RbMT was followed by the reintroduction of statistical MT in the late 1990s. In statistical MT, massive amounts of mono and bilingual data is fragmented and reassembled for translation. The system learns how to translate by analyzing human translations. Its translations are phrase-based, rather than word-based as in RbMT. It does not have rules programmed into it, but it “learns” these rules by analyzing human translations and using statistical analysis.
SMT is still popular today and was the core of most search engine translations, such as Google Translate. One advantage is that humans don't need to handcraft engines for each language. A downside, however, is that it requires a large bilingual body of text to translate accurately.

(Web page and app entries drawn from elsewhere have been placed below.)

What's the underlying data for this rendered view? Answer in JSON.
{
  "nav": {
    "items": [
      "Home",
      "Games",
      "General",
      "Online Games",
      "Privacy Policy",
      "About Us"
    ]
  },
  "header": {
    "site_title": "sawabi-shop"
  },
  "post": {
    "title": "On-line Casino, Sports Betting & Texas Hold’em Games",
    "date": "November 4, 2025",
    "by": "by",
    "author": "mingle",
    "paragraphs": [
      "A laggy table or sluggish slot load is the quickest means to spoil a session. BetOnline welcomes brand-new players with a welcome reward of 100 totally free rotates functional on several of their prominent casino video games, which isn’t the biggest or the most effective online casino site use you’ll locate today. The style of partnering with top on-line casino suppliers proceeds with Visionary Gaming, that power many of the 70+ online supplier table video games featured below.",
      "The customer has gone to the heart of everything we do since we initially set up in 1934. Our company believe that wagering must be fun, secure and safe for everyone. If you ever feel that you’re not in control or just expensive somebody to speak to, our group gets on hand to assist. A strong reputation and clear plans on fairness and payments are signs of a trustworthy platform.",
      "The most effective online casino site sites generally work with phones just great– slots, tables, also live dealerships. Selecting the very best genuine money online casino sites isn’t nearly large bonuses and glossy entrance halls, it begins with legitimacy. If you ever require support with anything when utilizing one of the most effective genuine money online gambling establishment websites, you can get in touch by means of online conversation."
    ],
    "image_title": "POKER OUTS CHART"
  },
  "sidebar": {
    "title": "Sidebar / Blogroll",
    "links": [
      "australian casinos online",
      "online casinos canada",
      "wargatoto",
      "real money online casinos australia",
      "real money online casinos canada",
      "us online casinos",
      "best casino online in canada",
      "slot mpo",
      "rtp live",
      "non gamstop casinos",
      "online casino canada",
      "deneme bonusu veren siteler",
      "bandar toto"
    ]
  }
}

Neural MT (NMT) is the newest approach to MT and uses neural networks composed of nodes that model the human brain. The first neural systems became available in 2016. In many cases, NMT is able to deliver more accurate guesses at translations and to continually learn and adjust. NMT requires a lot of computing power and so has been possible only recently. Now many translation engines use NMT. While NMT can translate complex sentence structures, it isn't as good at translating shorter phrases. Another downside is that it requires more data than an SMT engine does to train.
Hybrid approaches use a combination of RbMT, SMT, and NMT depending upon which method will be most efficient and accurate for any given passage. They provide seamless integration among the different engines.
When MT Works Best
Of course, for MT to work it must support the languages you're interested in as well as regional variations, such as European Spanish or Latin American Spanish. MT also works well in some situations but less well in others. The more structured the text is the more likely it is to be a candidate for MT. Also, text that presents a low risk if not translated 100 percent correctly can use MT instead of human translation. For example, these types of content are best suited for MT:
- Structured content
- Long sentences
- Technical language
- Professionally written
This might include blogs and social media, frequently asked questions, after-sales care, and reviews.
Texts requiring professional human translators would include:
- Legal or medical texts
- User interfaces
- Advertising and marketing materials
- Informal content
- Non-structured content
It's important to note that many translation engines and providers are not confidential and using them can run awry of compliance issues, in particular, General Data Protection Regulations. For example, the two major online players, Google Cloud Translate and AWS (Amazon Web Services) send queries across the internet and therefore in the context of corporations translating company and customer information, are not GDPR compliant. If compliance is an issue for your business, check with companies that offer translation engines implemented on-premises, with data protection. Contact Andovar to explore on-premises, secure enterprise machine translation solutions.
The Most Efficient Translations
The best way to leverage MT for many companies is to use a hybrid translation engine. on-premises that is GDPR compliant and to use it in combination with human translators and post-editors. Ideally, a translation management system (TMS) will automatically route the content to a machine or human translator and track each part of the translation project.
We have a variety of smart translation solutions including machine translation engines, traditional tools (including CAT tools, Translation Memory and Termbase), human translators, and a translation management system to provide efficient and accurate translations. Our solutions are fully GDPR compliant. We can help you determine what solutions work best for your needs. Contact us today to learn how we can help you leverage machine translation.